▶ **Work to complete**:
With nothing left out, give the data back exactly.

▶ **Records for the task**:
>>
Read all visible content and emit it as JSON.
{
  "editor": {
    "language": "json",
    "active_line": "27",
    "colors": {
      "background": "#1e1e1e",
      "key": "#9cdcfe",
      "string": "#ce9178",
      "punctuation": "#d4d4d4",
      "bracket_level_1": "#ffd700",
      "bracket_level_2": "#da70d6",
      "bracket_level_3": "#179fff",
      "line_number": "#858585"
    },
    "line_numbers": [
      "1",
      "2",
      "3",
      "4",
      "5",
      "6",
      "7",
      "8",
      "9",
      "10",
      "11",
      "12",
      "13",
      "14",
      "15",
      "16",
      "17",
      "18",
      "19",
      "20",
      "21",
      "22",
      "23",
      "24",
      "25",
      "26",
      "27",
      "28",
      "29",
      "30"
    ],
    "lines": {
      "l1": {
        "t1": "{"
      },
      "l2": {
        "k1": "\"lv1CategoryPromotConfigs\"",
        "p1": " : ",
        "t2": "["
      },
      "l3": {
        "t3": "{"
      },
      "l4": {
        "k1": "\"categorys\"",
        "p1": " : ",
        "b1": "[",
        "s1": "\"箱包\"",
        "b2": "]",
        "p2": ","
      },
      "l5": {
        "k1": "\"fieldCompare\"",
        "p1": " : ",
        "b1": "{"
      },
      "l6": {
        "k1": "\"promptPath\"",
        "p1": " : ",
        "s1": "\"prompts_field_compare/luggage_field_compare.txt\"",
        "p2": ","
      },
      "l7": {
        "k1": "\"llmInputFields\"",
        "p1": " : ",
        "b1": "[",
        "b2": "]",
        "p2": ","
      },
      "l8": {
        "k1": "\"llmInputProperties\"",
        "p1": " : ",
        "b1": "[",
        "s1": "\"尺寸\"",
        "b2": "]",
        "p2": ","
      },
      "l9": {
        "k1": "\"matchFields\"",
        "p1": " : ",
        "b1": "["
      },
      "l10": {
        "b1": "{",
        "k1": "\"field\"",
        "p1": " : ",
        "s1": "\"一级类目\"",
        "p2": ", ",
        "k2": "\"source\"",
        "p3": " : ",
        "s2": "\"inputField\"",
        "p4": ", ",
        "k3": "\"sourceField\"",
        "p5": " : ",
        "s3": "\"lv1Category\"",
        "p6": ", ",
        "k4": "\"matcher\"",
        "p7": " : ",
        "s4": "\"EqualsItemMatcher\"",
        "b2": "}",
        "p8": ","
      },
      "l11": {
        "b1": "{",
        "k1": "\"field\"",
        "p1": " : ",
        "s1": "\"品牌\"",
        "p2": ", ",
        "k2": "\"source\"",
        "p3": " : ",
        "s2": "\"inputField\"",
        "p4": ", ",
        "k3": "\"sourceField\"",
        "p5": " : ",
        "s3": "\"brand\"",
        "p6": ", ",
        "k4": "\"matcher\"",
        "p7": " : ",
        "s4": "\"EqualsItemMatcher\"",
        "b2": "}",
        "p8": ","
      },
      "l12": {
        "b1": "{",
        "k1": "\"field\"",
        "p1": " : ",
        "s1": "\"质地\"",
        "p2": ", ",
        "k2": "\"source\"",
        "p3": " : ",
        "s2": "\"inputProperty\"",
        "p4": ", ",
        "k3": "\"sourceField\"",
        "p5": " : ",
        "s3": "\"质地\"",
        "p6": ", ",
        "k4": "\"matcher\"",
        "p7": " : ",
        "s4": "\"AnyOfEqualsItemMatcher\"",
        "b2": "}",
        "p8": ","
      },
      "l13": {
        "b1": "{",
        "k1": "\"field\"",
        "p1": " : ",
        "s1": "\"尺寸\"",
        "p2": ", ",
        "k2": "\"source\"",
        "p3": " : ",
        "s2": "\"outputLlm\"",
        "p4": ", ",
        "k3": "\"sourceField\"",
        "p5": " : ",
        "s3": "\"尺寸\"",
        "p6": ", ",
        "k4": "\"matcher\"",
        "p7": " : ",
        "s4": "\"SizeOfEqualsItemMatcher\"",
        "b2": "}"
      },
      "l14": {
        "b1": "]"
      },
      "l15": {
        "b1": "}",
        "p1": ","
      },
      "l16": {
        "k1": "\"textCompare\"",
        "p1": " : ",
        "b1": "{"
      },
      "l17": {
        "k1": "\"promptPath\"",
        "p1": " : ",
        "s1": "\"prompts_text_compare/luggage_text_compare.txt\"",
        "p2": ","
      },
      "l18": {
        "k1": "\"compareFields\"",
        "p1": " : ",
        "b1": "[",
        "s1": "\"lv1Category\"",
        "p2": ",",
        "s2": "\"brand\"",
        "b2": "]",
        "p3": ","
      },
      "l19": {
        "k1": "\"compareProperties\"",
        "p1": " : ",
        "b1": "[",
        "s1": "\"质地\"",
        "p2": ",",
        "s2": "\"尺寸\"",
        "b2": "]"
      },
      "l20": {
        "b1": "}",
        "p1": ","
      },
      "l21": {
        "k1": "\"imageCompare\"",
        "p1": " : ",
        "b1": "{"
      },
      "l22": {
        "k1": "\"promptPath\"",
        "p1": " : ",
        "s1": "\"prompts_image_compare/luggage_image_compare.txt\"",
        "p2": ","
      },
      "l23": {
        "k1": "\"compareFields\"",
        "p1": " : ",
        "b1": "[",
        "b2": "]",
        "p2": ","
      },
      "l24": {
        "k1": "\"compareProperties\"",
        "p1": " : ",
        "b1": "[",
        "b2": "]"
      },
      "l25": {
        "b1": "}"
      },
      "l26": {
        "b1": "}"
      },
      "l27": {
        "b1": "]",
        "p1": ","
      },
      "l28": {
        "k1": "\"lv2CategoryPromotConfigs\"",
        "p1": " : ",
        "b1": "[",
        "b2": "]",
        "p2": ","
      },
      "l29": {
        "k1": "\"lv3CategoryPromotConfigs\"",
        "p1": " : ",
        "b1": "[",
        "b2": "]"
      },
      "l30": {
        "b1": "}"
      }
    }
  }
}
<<
▶ **Answer below**:
Read all visible content and emit it as JSON.
{
  "editor": {
    "language": "json",
    "active_line": "27",
    "colors": {
      "background": "#1e1e1e",
      "key": "#9cdcfe",
      "string": "#ce9178",
      "punctuation": "#d4d4d4",
      "bracket_level_1": "#ffd700",
      "bracket_level_2": "#da70d6",
      "bracket_level_3": "#179fff",
      "line_number": "#858585"
    },
    "line_numbers": [
      "1",
      "2",
      "3",
      "4",
      "5",
      "6",
      "7",
      "8",
      "9",
      "10",
      "11",
      "12",
      "13",
      "14",
      "15",
      "16",
      "17",
      "18",
      "19",
      "20",
      "21",
      "22",
      "23",
      "24",
      "25",
      "26",
      "27",
      "28",
      "29",
      "30"
    ],
    "lines": {
      "l1": {
        "t1": "{"
      },
      "l2": {
        "k1": "\"lv1CategoryPromotConfigs\"",
        "p1": " : ",
        "t2": "["
      },
      "l3": {
        "t3": "{"
      },
      "l4": {
        "k1": "\"categorys\"",
        "p1": " : ",
        "b1": "[",
        "s1": "\"箱包\"",
        "b2": "]",
        "p2": ","
      },
      "l5": {
        "k1": "\"fieldCompare\"",
        "p1": " : ",
        "b1": "{"
      },
      "l6": {
        "k1": "\"promptPath\"",
        "p1": " : ",
        "s1": "\"prompts_field_compare/luggage_field_compare.txt\"",
        "p2": ","
      },
      "l7": {
        "k1": "\"llmInputFields\"",
        "p1": " : ",
        "b1": "[",
        "b2": "]",
        "p2": ","
      },
      "l8": {
        "k1": "\"llmInputProperties\"",
        "p1": " : ",
        "b1": "[",
        "s1": "\"尺寸\"",
        "b2": "]",
        "p2": ","
      },
      "l9": {
        "k1": "\"matchFields\"",
        "p1": " : ",
        "b1": "["
      },
      "l10": {
        "b1": "{",
        "k1": "\"field\"",
        "p1": " : ",
        "s1": "\"一级类目\"",
        "p2": ", ",
        "k2": "\"source\"",
        "p3": " : ",
        "s2": "\"inputField\"",
        "p4": ", ",
        "k3": "\"sourceField\"",
        "p5": " : ",
        "s3": "\"lv1Category\"",
        "p6": ", ",
        "k4": "\"matcher\"",
        "p7": " : ",
        "s4": "\"EqualsItemMatcher\"",
        "b2": "}",
        "p8": ","
      },
      "l11": {
        "b1": "{",
        "k1": "\"field\"",
        "p1": " : ",
        "s1": "\"品牌\"",
        "p2": ", ",
        "k2": "\"source\"",
        "p3": " : ",
        "s2": "\"inputField\"",
        "p4": ", ",
        "k3": "\"sourceField\"",
        "p5": " : ",
        "s3": "\"brand\"",
        "p6": ", ",
        "k4": "\"matcher\"",
        "p7": " : ",
        "s4": "\"EqualsItemMatcher\"",
        "b2": "}",
        "p8": ","
      },
      "l12": {
        "b1": "{",
        "k1": "\"field\"",
        "p1": " : ",
        "s1": "\"质地\"",
        "p2": ", ",
        "k2": "\"source\"",
        "p3": " : ",
        "s2": "\"inputProperty\"",
        "p4": ", ",
        "k3": "\"sourceField\"",
        "p5": " : ",
        "s3": "\"质地\"",
        "p6": ", ",
        "k4": "\"matcher\"",
        "p7": " : ",
        "s4": "\"AnyOfEqualsItemMatcher\"",
        "b2": "}",
        "p8": ","
      },
      "l13": {
        "b1": "{",
        "k1": "\"field\"",
        "p1": " : ",
        "s1": "\"尺寸\"",
        "p2": ", ",
        "k2": "\"source\"",
        "p3": " : ",
        "s2": "\"outputLlm\"",
        "p4": ", ",
        "k3": "\"sourceField\"",
        "p5": " : ",
        "s3": "\"尺寸\"",
        "p6": ", ",
        "k4": "\"matcher\"",
        "p7": " : ",
        "s4": "\"SizeOfEqualsItemMatcher\"",
        "b2": "}"
      },
      "l14": {
        "b1": "]"
      },
      "l15": {
        "b1": "}",
        "p1": ","
      },
      "l16": {
        "k1": "\"textCompare\"",
        "p1": " : ",
        "b1": "{"
      },
      "l17": {
        "k1": "\"promptPath\"",
        "p1": " : ",
        "s1": "\"prompts_text_compare/luggage_text_compare.txt\"",
        "p2": ","
      },
      "l18": {
        "k1": "\"compareFields\"",
        "p1": " : ",
        "b1": "[",
        "s1": "\"lv1Category\"",
        "p2": ",",
        "s2": "\"brand\"",
        "b2": "]",
        "p3": ","
      },
      "l19": {
        "k1": "\"compareProperties\"",
        "p1": " : ",
        "b1": "[",
        "s1": "\"质地\"",
        "p2": ",",
        "s2": "\"尺寸\"",
        "b2": "]"
      },
      "l20": {
        "b1": "}",
        "p1": ","
      },
      "l21": {
        "k1": "\"imageCompare\"",
        "p1": " : ",
        "b1": "{"
      },
      "l22": {
        "k1": "\"promptPath\"",
        "p1": " : ",
        "s1": "\"prompts_image_compare/luggage_image_compare.txt\"",
        "p2": ","
      },
      "l23": {
        "k1": "\"compareFields\"",
        "p1": " : ",
        "b1": "[",
        "b2": "]",
        "p2": ","
      },
      "l24": {
        "k1": "\"compareProperties\"",
        "p1": " : ",
        "b1": "[",
        "b2": "]"
      },
      "l25": {
        "b1": "}"
      },
      "l26": {
        "b1": "}"
      },
      "l27": {
        "b1": "]",
        "p1": ","
      },
      "l28": {
        "k1": "\"lv2CategoryPromotConfigs\"",
        "p1": " : ",
        "b1": "[",
        "b2": "]",
        "p2": ","
      },
      "l29": {
        "k1": "\"lv3CategoryPromotConfigs\"",
        "p1": " : ",
        "b1": "[",
        "b2": "]"
      },
      "l30": {
        "b1": "}"
      }
    }
  }
}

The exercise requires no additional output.